Plant fields seed by seed rather than acre by acre
In the spring, farmers know it’s important to keep the wheels turning and get planting done as efficiently as possible. This fall, as farmers prepared combines to roll into fields for the late grain harvest, agronomists and speakers at the Wheat Growers Innovation Plot Field Day used examples to identify where spring planting problems can cost farmers money when harvest rolls around.
Troy McKown, Northwest Regional Manager for Precision Planting, explained that producers were invited to look at all angles of the perfect planter pass at the plot just east of Aberdeen, north of the Grebner Terminal on Sept. 3-4. Proof is in the planting, so organizers felt it was a good time to understand what impacts future farming practices. Crop yield monitors in the fall during harvest can pinpoint where problems occurred in specific areas of the field. With the improved technology, that data can be dissected to understand what went wrong in the spring.
To get better yields, farmers were told they don’t necessarily need more fertilizer to get more income from a field. They were advised to assess how their planter works and examine the choices they make in getting ready for the field.

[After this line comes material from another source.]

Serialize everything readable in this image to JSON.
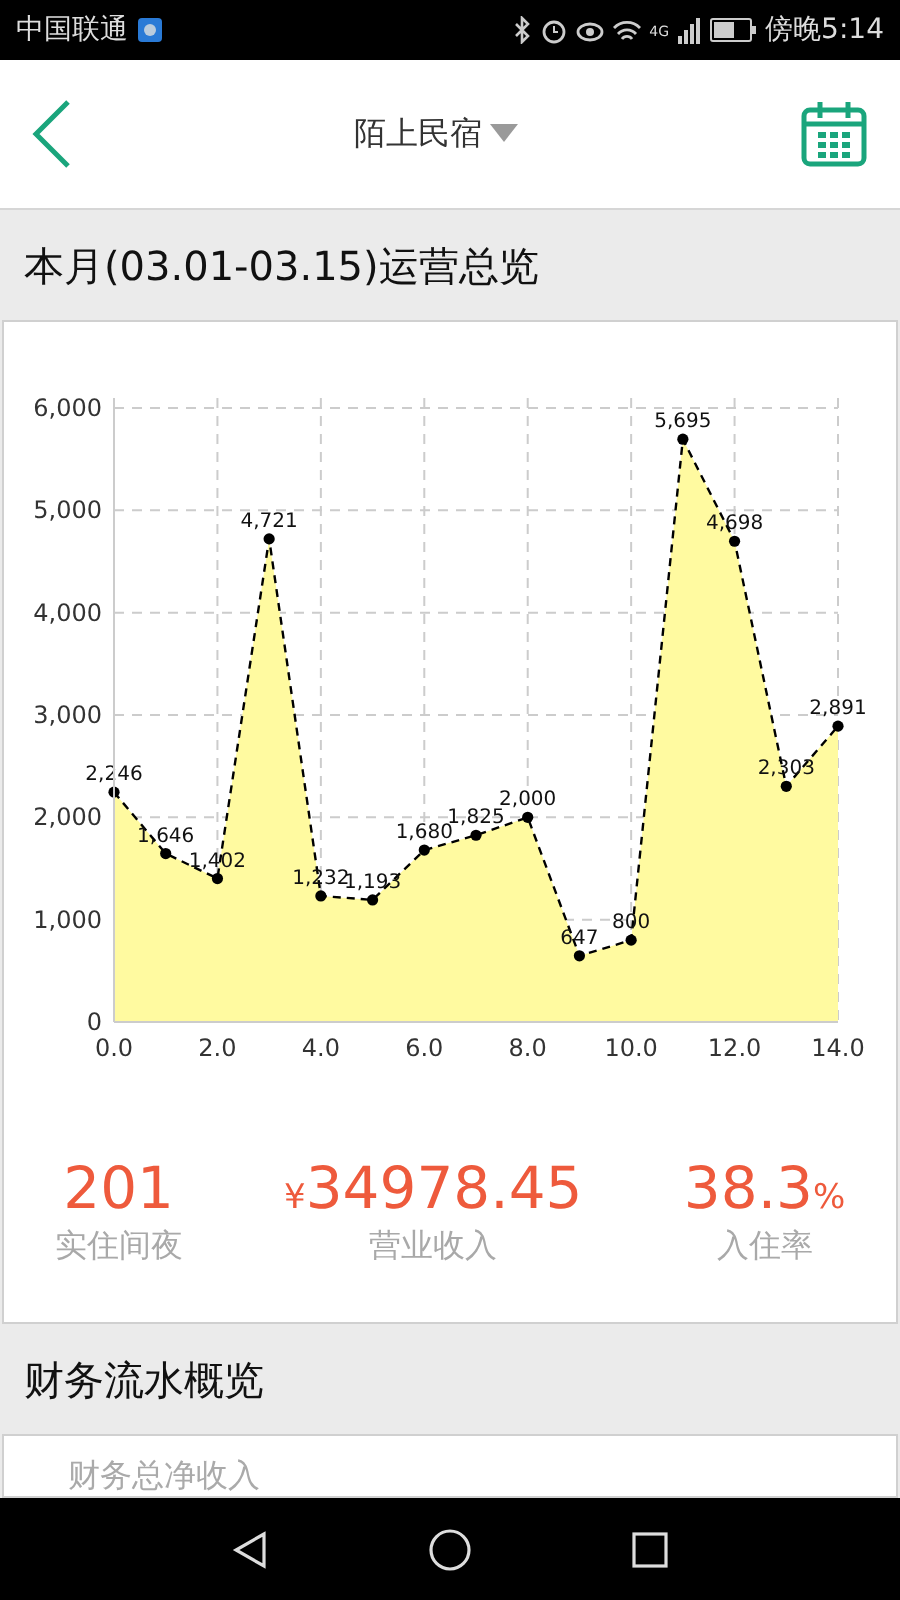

As farmers harvest fall crops, they were invited to take a look at ways they can improve their yields in the future.
At the Innovation Plot green corn fields planted to certain specifications were examined as well as the mechanics of planters and combines. About 350 people attended, according to McKown. Those attending came from Minnesota and Idaho in addition to North Dakota and South Dakota.
Speakers for the day included Brad Ruden of Wheat Growers on yield enhancements and Ron Gelderman of South Dakota State University on nitrogen management. One breakout session featured Jeff Fuls of Monsanto who spoke about the population study. He looked at areas planted at 25,000, 35,000 and 45,000 seeds per acre. He addressed the issues with wide row population, variable rate technology and harvestable ear counts.
McKown looked at the mechanical side of planters and the data that comes through the planter. Suggestions were made by looking at how those tools can be used, both from a hardware and software standpoint. He also identified how improper planter maintenance can cost time and money.
The Downforce Management session led by Brad Ruden of Wheat Growers focused on root development and the importance of downforce management while planting. The differences in root development were shown between tillage and no till along with the effects of varying down pressure in the root pit.
Gregg Carlson focused on proper singulation and spacing. Plant health and ear development was com